Autoregressive models | Vose Software

Autoregressive models

See also: Time series introduction, Time series modeling in finance, Geometric Brownian Motion models, Markov Chain models, Birth and death models, Time series in ModelRisk

An ever-increasing number of autoregressive models are being developed in the financial area. The ones of more general interest are AR, MA, ARMA, ARCH and GARCH and it is more standard to apply the models to the return r rather than the stock price S. We also give the equations for EGARCH  and APARCH.
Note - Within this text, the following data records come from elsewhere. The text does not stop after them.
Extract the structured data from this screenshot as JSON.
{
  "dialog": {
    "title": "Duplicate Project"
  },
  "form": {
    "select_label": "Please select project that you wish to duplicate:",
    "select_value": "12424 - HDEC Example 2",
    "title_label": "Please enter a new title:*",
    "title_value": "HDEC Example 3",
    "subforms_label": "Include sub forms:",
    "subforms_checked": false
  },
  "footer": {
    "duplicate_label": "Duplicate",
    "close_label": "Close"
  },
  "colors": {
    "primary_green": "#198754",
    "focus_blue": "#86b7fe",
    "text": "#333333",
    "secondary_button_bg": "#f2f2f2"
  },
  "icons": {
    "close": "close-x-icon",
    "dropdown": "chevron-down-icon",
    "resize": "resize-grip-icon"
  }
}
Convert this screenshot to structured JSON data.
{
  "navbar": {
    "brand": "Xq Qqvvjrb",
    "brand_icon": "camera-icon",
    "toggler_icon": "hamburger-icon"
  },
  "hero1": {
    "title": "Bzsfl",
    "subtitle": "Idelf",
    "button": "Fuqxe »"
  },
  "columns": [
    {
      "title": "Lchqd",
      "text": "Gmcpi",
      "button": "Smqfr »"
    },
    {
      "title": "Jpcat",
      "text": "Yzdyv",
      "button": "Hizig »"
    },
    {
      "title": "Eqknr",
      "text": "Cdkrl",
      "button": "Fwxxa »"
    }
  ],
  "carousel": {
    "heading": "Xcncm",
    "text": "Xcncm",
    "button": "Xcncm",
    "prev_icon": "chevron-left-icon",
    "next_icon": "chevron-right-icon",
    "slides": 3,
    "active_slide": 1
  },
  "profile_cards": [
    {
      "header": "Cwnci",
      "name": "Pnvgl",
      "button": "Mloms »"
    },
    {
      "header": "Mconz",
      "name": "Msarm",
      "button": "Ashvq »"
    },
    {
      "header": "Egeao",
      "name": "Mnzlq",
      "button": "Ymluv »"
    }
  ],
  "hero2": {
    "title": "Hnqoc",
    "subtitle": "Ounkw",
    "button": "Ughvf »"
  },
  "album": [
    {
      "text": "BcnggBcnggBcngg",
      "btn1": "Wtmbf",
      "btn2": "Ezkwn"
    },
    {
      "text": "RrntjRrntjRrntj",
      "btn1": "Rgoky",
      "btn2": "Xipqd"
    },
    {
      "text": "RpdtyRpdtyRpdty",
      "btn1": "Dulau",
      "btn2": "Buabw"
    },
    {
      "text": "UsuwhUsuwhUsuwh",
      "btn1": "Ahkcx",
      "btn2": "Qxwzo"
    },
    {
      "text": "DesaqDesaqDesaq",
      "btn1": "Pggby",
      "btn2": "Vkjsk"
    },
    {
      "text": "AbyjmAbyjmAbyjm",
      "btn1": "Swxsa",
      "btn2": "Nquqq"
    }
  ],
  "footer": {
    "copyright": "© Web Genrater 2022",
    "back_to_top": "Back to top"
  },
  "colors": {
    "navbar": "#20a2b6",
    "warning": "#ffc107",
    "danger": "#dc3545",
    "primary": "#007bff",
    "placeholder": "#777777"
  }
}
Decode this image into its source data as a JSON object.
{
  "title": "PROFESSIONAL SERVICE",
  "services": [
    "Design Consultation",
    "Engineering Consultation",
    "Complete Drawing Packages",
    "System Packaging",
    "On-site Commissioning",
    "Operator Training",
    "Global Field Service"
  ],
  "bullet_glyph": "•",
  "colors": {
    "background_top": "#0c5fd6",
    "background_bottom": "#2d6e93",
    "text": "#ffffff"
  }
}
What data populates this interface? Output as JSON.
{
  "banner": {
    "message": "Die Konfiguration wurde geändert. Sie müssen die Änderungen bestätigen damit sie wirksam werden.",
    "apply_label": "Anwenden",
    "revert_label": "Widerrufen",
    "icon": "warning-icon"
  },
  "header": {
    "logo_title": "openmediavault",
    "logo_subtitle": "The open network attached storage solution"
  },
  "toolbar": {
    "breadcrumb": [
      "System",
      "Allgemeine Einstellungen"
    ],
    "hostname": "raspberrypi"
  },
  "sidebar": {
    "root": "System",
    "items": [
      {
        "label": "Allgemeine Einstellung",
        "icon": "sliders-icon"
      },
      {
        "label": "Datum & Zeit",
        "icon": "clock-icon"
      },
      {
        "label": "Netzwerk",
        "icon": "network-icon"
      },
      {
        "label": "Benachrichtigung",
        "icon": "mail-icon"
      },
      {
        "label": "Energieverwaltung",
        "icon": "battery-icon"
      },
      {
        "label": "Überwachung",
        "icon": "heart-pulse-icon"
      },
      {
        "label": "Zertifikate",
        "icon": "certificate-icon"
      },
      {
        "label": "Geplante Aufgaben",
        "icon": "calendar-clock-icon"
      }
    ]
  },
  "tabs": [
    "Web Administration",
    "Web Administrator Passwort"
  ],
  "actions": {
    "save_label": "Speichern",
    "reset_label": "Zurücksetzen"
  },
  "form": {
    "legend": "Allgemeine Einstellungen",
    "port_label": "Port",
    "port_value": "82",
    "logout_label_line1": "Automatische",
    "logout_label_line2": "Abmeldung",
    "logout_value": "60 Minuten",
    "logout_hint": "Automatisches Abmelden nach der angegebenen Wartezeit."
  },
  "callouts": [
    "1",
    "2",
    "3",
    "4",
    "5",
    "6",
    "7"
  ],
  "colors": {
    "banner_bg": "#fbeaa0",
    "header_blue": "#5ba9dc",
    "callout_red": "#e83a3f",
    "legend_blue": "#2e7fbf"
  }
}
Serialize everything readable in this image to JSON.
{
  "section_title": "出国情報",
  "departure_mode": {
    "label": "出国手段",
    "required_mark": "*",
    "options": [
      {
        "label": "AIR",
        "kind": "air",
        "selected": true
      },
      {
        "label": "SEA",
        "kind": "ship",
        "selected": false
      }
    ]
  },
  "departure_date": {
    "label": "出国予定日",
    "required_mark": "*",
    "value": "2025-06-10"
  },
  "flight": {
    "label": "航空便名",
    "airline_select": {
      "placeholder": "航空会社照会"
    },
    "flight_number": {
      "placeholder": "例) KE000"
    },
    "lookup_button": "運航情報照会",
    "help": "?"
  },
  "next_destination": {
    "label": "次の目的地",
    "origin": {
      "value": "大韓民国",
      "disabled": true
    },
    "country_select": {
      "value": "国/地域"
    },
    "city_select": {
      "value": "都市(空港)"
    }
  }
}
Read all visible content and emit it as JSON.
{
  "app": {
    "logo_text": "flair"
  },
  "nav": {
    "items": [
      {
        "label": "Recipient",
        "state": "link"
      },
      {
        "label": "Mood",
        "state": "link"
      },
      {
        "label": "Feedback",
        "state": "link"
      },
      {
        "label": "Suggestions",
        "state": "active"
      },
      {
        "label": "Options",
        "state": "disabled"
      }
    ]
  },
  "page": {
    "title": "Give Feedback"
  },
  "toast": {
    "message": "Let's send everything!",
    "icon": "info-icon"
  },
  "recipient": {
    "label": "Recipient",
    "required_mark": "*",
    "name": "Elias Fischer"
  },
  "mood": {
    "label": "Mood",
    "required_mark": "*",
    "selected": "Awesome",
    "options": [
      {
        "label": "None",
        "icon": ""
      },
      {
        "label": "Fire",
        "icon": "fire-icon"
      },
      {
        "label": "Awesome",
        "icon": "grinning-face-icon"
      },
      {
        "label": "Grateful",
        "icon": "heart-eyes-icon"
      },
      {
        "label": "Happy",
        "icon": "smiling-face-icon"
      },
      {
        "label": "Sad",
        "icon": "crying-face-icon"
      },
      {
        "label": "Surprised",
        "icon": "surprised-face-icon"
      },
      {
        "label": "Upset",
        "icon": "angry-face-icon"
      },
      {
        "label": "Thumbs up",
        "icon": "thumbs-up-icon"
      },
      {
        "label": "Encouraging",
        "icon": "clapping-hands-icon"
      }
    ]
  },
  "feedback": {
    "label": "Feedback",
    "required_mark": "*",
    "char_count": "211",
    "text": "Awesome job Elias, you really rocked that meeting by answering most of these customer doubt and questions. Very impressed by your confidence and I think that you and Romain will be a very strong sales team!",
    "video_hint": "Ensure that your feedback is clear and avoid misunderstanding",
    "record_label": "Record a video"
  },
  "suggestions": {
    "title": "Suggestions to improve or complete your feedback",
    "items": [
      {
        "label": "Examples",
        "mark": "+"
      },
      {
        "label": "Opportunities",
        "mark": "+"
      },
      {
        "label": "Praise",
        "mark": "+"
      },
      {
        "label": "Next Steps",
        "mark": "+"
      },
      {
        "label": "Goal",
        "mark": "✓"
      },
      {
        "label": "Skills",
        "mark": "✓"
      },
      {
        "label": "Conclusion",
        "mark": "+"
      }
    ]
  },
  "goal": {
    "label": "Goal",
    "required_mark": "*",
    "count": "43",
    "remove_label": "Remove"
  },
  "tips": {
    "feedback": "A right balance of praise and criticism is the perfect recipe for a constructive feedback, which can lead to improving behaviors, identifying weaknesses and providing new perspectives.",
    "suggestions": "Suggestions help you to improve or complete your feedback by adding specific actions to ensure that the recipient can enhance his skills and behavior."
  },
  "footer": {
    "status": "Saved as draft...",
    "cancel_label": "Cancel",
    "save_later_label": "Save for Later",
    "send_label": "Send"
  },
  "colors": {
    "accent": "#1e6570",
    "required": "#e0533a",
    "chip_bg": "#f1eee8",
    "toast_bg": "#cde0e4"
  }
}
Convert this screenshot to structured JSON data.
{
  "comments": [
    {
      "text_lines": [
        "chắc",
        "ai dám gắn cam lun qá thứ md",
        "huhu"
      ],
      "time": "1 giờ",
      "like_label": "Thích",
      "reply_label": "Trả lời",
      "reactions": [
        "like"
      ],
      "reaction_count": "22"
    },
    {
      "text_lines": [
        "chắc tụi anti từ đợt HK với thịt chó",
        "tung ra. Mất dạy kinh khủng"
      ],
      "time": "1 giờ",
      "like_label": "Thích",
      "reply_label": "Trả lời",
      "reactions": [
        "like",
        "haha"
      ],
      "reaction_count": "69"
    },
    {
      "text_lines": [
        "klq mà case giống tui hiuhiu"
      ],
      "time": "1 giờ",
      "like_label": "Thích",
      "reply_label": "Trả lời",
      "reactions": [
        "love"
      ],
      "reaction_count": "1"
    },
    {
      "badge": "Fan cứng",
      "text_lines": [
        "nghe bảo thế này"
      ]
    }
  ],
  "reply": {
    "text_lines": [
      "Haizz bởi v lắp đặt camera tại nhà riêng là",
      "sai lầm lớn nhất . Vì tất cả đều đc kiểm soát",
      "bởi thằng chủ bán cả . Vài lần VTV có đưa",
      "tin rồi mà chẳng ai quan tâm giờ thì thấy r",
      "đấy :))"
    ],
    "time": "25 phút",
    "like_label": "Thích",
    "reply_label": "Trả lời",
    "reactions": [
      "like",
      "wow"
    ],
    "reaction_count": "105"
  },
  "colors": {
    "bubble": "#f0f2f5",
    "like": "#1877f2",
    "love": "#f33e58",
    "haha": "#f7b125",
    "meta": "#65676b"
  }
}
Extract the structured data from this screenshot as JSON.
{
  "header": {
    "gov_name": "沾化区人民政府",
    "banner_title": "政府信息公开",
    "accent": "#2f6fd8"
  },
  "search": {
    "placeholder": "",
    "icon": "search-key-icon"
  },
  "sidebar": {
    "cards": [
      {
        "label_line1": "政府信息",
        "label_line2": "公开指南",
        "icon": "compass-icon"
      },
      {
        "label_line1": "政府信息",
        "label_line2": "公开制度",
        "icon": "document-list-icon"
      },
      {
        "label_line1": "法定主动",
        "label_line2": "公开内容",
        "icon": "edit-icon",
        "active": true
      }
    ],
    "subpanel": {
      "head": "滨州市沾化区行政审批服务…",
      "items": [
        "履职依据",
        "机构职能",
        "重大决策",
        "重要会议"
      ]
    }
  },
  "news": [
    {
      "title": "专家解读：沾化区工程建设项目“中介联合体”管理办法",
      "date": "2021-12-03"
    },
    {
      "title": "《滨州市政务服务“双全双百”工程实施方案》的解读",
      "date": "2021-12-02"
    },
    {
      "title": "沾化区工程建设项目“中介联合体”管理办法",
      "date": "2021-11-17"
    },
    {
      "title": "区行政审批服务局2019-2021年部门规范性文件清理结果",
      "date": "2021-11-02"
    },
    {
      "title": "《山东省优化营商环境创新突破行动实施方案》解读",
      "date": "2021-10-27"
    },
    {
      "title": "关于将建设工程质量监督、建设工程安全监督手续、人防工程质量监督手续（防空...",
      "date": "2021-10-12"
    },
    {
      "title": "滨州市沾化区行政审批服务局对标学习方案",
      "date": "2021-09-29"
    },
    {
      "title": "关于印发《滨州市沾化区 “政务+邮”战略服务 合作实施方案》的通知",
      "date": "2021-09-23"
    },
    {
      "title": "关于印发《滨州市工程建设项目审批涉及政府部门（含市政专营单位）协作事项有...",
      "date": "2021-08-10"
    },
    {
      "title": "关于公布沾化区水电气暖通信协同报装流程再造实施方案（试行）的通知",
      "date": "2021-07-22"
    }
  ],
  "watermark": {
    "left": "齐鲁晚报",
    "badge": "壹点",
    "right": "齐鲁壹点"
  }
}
Be warned though: before being convinced that some subtle variation of the model gives a genuine advantage, try generating a few samples for simpler models that you have fit to the data and see whether they can create scenarios of a similar pattern.

ModelRisk offers functions that fit each of these series to data and produce forecasts. The data can be live linked to historical values which is very convenient for keeping you model automatically up-to-date.


The equation for an autoregressive process of order p, or AR(p), is: 

where et are independent Normal(0, s) random variables.  Some constraints on the parameters {ai} are needed if one wants to keep the model stationary (meaning the marginal distribution of r is the same for all t) e.g. for an AR(1), |a1|<1. In most situations an AR(1) or AR(2) is sufficiently elaborate, i.e:



You can see that this is just a regression model where rt is the dependent variable and rt-i are the explanatory variables. It is usual, though not essential, that ai>ai+1, i.e. that rt is explained more by more recent values (t-1, t-2, ..) rather than older values (t-10, t-11, ...).


The equation for a moving-average process of order q, or MA(q), is:

This says that the variable rt is Normally distributed about a mean equal to:

where et are independent Normal(0, s) random variables again. In other words the mean of rt is the mean of the process as a whole m plus some weighting of the variation of q previous terms from the mean. Similarly to AR models, it is usual that bi>bi+1, i.e. that rt is explained more by more recent terms (t-1, t-2, ..) rather than older terms (t-10, t-11, ...).


We can put the AR(p) and MA(q) processes together to creates an autoregressive, moving-average model ARMA(p,q) process with mean m that is described by the following equation:


In practice, the ARMA(1,1) is usually sufficiently complex so the equation simplifies to:


ARCH models were originally developed to account for fat tails by allowing clustering of periods of volatility (heteroscedastic, or heteroskedastic, means 'having different variances'). One of the assumptions in regression models that were previously used for analysis of high frequency financial data is that the error terms have a constant variance. Engle (1982), who won the 2003 Nobel Memorial Prize for Economics, introduced the ARCH model, applying it to quarterly U.K. inflation data. ARCH was later generalized to GARCH by Bollerslev (1986) which has proven more successful in fitting to financial data. Let denote the returns or return residuals and assume that, where zt are independent, Normal(0, 1) distributed. and the  is modelled by:


where, and at least one . Then rt is said to follow an autoregressive conditional heteroskedastic, ARCH(q), process with mean m. It models the variance of the current error term as a function of the variance of previous error terms (rt-i-m). Since each ai > 0, it has the effect of grouping low (or high) volatilities together.

If an autoregressive moving average process (ARMA process) is assumed for the variance, then rt is said to be a generalised autoregressive conditional heteroskedastic GARCH(p,q) process with mean m :

where p is the order of GARCH terms and q is the order of ARCH terms, ,   and at least one  or .

In practice the model most generally used is a GARCH(1,1):


The asymmetric power autoregressive conditional heteroskedasticity, APARCH(p,q), model was introduced by Ding, Granger, and Engle (1993) and is defined as follows:

where  and at lease one  or . d plays the role of a Box-Cox transformation of the conditional standard deviation, while the's reflect the so-called leverage effect. APARCH has proved very promising and is now quite widespread because it nests several other models as special cases, e.g. the ARCH(d = 1, gi = 0, bi = 0) , GARCH (d = 2, gi = 0), (TS-GARCH (d = 1, gi = 0), GJR-GARCH (d = 2), TARCH (d = 1) and NARCH  (bi = 1, gi = 0).

In practice the model most generally used is an APARCH(1,1):


The exponential general autoregressive conditional heteroskedastic, EGARCH(p,q), model was another form of GARCH model with the purpose of allowing negative values in the linear error variance equation. The GARCH model imposes nonnegative constraints on the parameters,  and , while there are no such restrictions on these parameters in the EGARCH model. In the EGARCH(p,q) model, the conditional variance, , is formulated by an asymmetric function of lagged disturbances:


 when zt is a standard normal variable.

Again, in practice the model most generally used has p = q =1 i.e. is an EGARCH(1,1):

Read on: Markov Chain models